The snake swallows its tail with Steven Spielberg's adaptation of Ernest Cline's pop culture Alternative Reality fantasy Ready Player One. The innovator who dominated popular cinema in the late 1970s and 1980s, feeding the popular imagination with iconic moments and images from Jaws to Indiana Jones, finds himself filming a fanboy's fantasy sunk in the lower levels of an almost toxic nostalgia.
The election of Donald Trump came as a shock to liberal Hollywood and lifelong Democrat and declared Obama supporter Steven Spielberg. His response came with another of those films which like Catch Me If You Can was put together very quickly. The Post is another in the subgroup of Spielberg movies that we can define as fineish. Not great. Not a classic. Not a patch on the film that it serves as a prequel to All the President’s Men. Just okay.
Following the high-speed adventure of Tintin and the Secret of the Unicorn, Steven Spielberg returned to the CGI motion capture uncanny valley delights with his adaptation of Roald Dahl's much loved The BFG.
Steven Spielberg has it appears two ways of approaching films. One is the passion project that takes years of dithering and gestation - Lincoln was certainly in this category - and the other is the script that comes together with the actors very quickly and Spielberg gets it under way as quickly as he can. Catch Me If You Can has that hit-the-ground-running spirit and Bridge of Spies, which was released in 2015 also feels like this.
As we approach the end of the SpielBlog, I'd be lying if I didn't say it gets a bit tough. War Horse, Tintin, Indy 4, and soon Bridge of Spies, the BFG and The Post see something of a slump in quality. But Lincoln is a masterpiece, an adult work that takes its own mission and history seriously, while at the same time maintaining an eye for the human and the humour in the details of a historical canvas.
Based on Michael Morpurgo's 1982 novel and its 2007 play adaptation, Steven Spielberg's 2011 film version was on to a loser. The book was well loved and the theater adaptation had been praised to the heavens. It was unlikely that Spielberg could create something to compete and the fact is his film is little more than a series of compelling moments tied together with a fairly ropey plot, that comes off as a live action version of Spirit.

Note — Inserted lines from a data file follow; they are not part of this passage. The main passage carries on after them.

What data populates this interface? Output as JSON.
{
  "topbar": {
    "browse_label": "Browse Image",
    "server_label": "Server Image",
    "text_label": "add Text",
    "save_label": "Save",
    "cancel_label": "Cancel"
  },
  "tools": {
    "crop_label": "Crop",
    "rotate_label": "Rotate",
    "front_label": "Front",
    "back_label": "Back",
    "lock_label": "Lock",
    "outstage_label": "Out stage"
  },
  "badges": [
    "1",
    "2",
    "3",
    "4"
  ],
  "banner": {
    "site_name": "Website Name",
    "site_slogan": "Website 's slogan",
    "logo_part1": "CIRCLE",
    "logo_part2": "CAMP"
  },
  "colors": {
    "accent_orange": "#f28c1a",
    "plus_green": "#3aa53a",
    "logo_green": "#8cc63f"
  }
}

Every time Steven Spielberg makes a movie it seems to be a passion project or a childhood dream. The Adventures of Tintin has its origins in Spielberg's life from just after Raiders of the Lost Ark was released, when Spielberg noted that French reviews kept citing Tintin as an influence.
I have to be honest. When I first saw Indiana Jones and the Kingdom of the Crystal Skull I thought it was okay. I had been prepared to hate it, and it was okay. Not terrible. Harrison Ford was likeable in the role; there was running and jumping and some of the ideas - like the mushroom cloud pictured above held a real pathos. But it is not a good film. And indeed in the context of this blog, I'd say it is Hook bad.
Steven Spielberg's weird relationship with seriousness continues with the 70s style thriller Munich - a film that never really finds its footing in the murky world of counter-terrorism.
Steven Spielberg owes a lot to aliens from outer space. His 60s mentality of awe and wonder made for the slack jawed welcome of Close Encounters of the Third Kind and the glowing heart of E.T. the Extra-Terrestrial, both were huge successes and went some way to changing attitudes towards the other. Just as aliens in the 50s had been the result of Cold War paranoia, so E.T. showed an 80s optimism. But 9/11 took us to a hot war on terror and War of the Worlds registered a retreat into the old patterns of fear and loathing.
John Bleasdale is a writer. His work has appeared in The Guardian, The Independent, Il Manifesto, as well as CineVue.Com and theStudioExec.com. He has also written a number of plays, screenplays and novels.